DURING the military intervention of France in Mali January 2013, officials in Paris were at pains to emphasise the exercise’s modest ambition. “France can intervene only in an exceptional moment, for an exceptional and limited period”, said President François Hollande, as French troops swept into the west African country to beat back a jihadist advance that was threatening Mali’s capital, Bamako. After stopping the rebels in their tracks, France, he insisted, would hand over the country’s security to African forces.

Read the rest here.

What are the Chinese up to in Africa?

Cross posted from The Spectator.
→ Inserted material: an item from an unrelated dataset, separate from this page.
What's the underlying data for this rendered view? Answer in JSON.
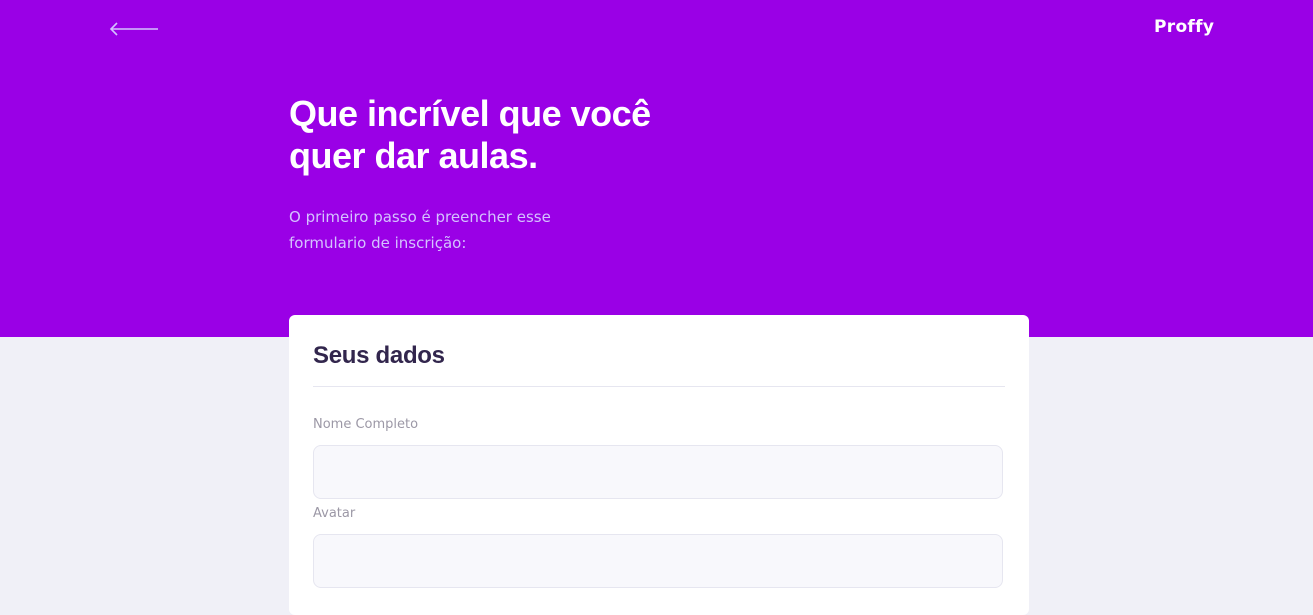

China's President Xi Jinping and Zambia's President Michael Sata

China’s President Xi Jinping and Zambia’s President Michael Sata

China’s Second Continent: How a Million Migrants are Building a New Empire in Africa Howard French

Alfred A. Knopf, pp.320, £22.50, ISBN: 9780307956989

Few subjects generate as much angst, or puzzlement, among Western policymakers in Africa as China’s presence on the continent. In his new book,China’s Second Continent, the American journalist Howard French recalls meeting US officials in Mali to sound them out on the matter. Instead, he finds himself barraged by questions. ‘It would really be useful for us to know what the Chinese are up to,’ one American official tells him. ‘So far we’ve been limited to speaking with them through translators. We’ve got very little idea about any of this.’

Continue reading…

The Ivory Coast: Let’s move on

Cross posted from The Economist.

A PANEL of the International Criminal Court (ICC) at The Hague confirmed on June 12th that Laurent Gbagbo, a former president of the Ivory Coast, would stand trial on charges of murder, rape and other forms of sexual violence. These were allegedly committed in his name during the six months between his defeat in a presidential election in November 2010 and his ousting by force the following April. Unless an appeal is successful, he will be the first head of state to be tried in person before the court. That means he will probably be behind bars during presidential elections slated for October next year.

Continue reading…

Football and Brazil: Intersections

Cross posted from The Economist.

Futebol Nation: The Story of Brazil through Soccer.By David Goldblatt.Nation Books; 320 pages; $16.99. Published in Britain by Penguin Press as “Futebol Nation: A Footballing History of Brazil”; £9.99. Buy from Amazon.comAmazon.co.uk

The Country of Football: Soccer and the Making of Modern Brazil.By Roger Kittleson.University of California Press; 328 pages; $26.95 and £18.95. Buy fromAmazon.comAmazon.co.uk

Brazil’s Dance with the Devil: The World Cup, the Olympics, and the Struggle for Democracy.By Dave Zirin.Haymarket Books; 246 pages; $16. Buy from Amazon.com,Amazon.co.uk

HOLDING the World Cup in Brazil, football’s spiritual home, sparked many fantasies of samba-infused spectacle. Those illusions were shattered last June when protests swept across the country during a warm-up tournament; a year on the discontent still simmers…

Click here to read on.